(Website and app data records)
____
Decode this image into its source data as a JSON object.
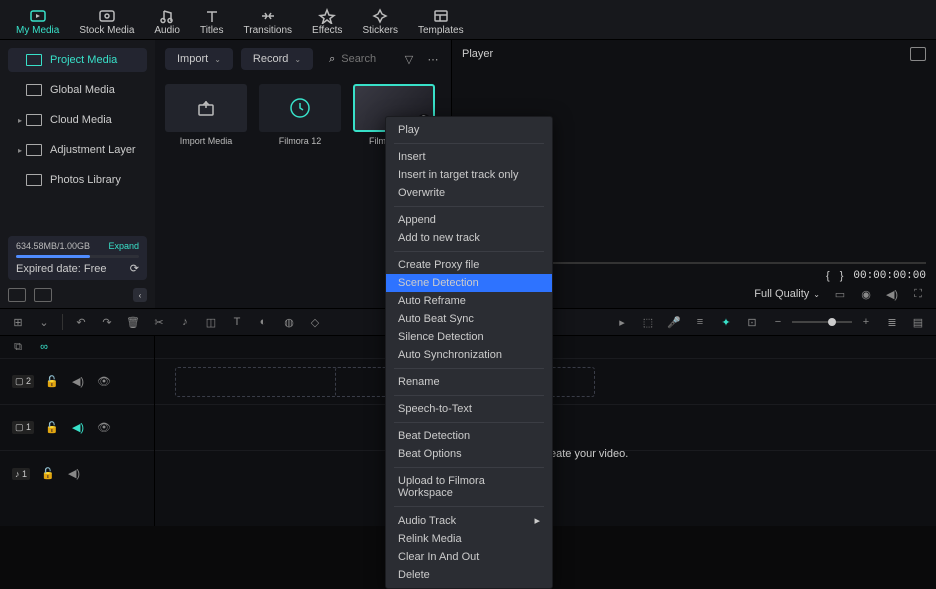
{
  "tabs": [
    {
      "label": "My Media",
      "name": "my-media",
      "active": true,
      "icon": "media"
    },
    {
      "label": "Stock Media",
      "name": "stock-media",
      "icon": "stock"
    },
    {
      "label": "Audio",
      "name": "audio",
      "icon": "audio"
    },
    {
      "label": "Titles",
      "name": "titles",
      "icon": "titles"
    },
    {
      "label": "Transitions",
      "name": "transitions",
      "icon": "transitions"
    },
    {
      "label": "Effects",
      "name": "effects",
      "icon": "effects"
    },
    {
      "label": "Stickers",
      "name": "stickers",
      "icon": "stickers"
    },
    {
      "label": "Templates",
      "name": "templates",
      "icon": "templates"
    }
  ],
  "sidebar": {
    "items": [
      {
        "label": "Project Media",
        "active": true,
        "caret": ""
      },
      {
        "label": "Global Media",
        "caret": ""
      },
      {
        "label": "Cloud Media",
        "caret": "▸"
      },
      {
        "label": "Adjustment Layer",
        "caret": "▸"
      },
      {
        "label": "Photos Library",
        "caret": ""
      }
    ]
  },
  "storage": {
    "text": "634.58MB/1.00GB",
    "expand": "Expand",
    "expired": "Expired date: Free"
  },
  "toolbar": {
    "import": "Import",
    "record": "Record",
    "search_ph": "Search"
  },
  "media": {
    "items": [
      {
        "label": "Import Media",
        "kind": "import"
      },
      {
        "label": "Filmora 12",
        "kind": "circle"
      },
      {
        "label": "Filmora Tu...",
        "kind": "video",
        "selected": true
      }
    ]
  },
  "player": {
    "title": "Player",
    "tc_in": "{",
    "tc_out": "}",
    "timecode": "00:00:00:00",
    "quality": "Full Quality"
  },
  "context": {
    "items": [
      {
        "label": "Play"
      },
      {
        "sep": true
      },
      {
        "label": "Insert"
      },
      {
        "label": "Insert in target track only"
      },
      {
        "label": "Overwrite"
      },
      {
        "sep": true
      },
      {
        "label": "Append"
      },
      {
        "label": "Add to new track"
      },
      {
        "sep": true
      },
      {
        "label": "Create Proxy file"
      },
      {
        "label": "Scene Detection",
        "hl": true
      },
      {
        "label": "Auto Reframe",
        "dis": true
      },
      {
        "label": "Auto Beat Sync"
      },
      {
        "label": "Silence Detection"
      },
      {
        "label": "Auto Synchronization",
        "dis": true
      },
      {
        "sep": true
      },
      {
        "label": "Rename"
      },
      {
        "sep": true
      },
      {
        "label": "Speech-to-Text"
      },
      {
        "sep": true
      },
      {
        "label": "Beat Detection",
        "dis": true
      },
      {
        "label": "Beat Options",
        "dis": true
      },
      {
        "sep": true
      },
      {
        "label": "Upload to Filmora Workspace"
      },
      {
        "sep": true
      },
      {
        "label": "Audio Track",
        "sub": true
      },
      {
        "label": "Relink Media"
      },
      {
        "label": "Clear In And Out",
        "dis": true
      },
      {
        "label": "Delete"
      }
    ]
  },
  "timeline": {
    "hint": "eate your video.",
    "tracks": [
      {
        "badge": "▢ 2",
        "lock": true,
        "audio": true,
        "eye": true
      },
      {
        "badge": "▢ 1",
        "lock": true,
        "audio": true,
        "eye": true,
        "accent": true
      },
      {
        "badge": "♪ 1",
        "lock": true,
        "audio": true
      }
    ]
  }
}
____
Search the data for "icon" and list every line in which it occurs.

      "icon": "media"
      "icon": "stock"
      "icon": "audio"
      "icon": "titles"
      "icon": "transitions"
      "icon": "effects"
      "icon": "stickers"
      "icon": "templates"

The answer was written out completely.